If you have ever wondered what Google Analytics is (I hope not!), or have it installed your website, but have yet to do anything with it, then read on – this post if for you.
In this blog, we’re going to look at Google Analytics from a beginner’s point of view. We’ll look at why you need Analytics, how to install it, and how to get started. And we’ll share with you a great dashboard FREE, that we’ve created to capture the 10 key site metrics you’ll need to track your own website’s visitors. You’ll find the link at the bottom of the article.
Your site needs Google Analytics, its free and it’s a great marketing tool. By spending half an hour setting it up and downloading our dashboard you will get a great picture of:
And this is only scratching the surface, when you delve into it, Google Analytics offers a lot more, but these are the ones that are the most important for most website owners and to kick off with.
To start you need a Google Analytics account. The best way of doing this is to create a Google Mail account – this will give you access to all the other Google services such as Adwords, Youtube and Google Plus. Some of which are also useful.
This Google account should be one you plan to keep forever and that only you have access to. Later, you will be able to grant other people access to your Google Analytics, but initially you should have full control over it. Nor let your website designer, or SEO agency create an Analytics account for you under their own Google account.
Its best if you can create it yourself, or get them to set it up independently, because if at some stage you and this person will part ways, you might not be able to access your own Google Analytics data.
Once you have set up a Google account, you need to add the tracking code onto every page of your website. This sounds daunting, but usually there is a feature in your CMS to do this; but if your not confident about doing this yourself, the website agency should be able to do this in 5 minutes.
With the tracking code in place, what do we look for? The top three things you should look at as you start with analytics are Visitors, Traffic Sources and Landing Pages.
It all starts with website visitors. You need to understand who is coming to your site, what pages they look at, how long they spend on each page before leaving or buying.
The Home Page on Google analytics gives you a quick and dirty look at some key data. We typically look at key four metrics in the Visitor Overview:
But better to select Acquisition and then Visitor Overview. This offers a snapshot of visitor behaviour on your site.
We typically look at key four metrics in the Visitor Overview:
If you select the other options from the Acquisition menu, you can look at this data from the Overview in greater granularity.
There is no quick answer to what bounce rates should be or how many pages users should see per visit. This depends on what it is that you are selling. All I would say is that if visitors are coming to your site and spending time on it and looking at several pages, it demonstrates interest and you should be thinking about how to ‘convert’ them along the way.
Study what happens to visitor numbers and behaviour when you execute a particular piece of marketing activity such as email marketing or advertising. Study bounce rates, have they jumped? Did you redesign some pages? Visitor analytics will give you insight into the effect of changes, so you can adjust accordingly.
Where your website traffic comes from is another important metric. ‘Channels’ will give you an overview of:
‘Source/Medium’ will give you more detail on these.
These reports will give you insight into how people find your website.

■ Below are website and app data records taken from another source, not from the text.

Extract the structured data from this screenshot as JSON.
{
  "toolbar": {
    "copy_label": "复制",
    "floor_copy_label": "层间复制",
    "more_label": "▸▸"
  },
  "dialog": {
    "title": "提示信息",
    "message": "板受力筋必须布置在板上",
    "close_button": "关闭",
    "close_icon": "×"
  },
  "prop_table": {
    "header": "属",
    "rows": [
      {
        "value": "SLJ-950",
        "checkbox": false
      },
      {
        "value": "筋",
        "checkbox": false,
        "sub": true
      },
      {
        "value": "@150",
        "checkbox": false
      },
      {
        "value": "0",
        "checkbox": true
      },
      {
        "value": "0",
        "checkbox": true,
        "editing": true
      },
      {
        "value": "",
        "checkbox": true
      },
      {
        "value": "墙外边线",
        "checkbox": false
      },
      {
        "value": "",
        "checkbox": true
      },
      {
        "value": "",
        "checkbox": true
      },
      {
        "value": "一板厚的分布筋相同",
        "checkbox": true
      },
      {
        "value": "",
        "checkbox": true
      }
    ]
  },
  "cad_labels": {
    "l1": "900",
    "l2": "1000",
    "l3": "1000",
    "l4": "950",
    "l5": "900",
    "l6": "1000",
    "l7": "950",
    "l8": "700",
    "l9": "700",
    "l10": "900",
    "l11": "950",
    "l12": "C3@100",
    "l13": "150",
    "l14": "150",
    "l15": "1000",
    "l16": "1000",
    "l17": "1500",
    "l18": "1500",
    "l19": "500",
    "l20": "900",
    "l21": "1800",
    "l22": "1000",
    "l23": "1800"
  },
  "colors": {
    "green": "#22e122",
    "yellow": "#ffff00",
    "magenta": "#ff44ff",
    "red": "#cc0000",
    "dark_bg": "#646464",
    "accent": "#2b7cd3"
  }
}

A good benchmark is to try and makes sure your traffic sources are balanced, so that if there is a change that affects traffic in one channel, the effect is diluted by the strength of the other channels. For example it is not good practice to focus on one channel such as paid search.
Your landing page metrics are key to understanding whether the content you’re delivering matches the needs and expectations of the visitors to your site.
For example, if you are running paid search campaigns, it is important to understand how your pay per click traffic performs once it hits your landing pages. If they are bouncing straight off, then you are wasting money because the ad is promising more than the landing page delivers.
High bounce rates on paid search landing pages will also mean you pay more per click as it will affect your ‘quality score’.
But its important to monitor the behaviour of all your visitors, from all sources by landing page. Organic search traffic that results in a high bounce rate might mean that your keyword strategy is wrong and need attention.
A website should never be static. If you do not have a continuous content strategy, the site will be going backwards in rankings if it always stays the same. By studying these key metrics, you will have enough insight into what is going on with your site to be able to fine tune your offering to match the expectations of your visitors – you future customers.
Open up your Analytics account and then cut and paste this URL into the browser window.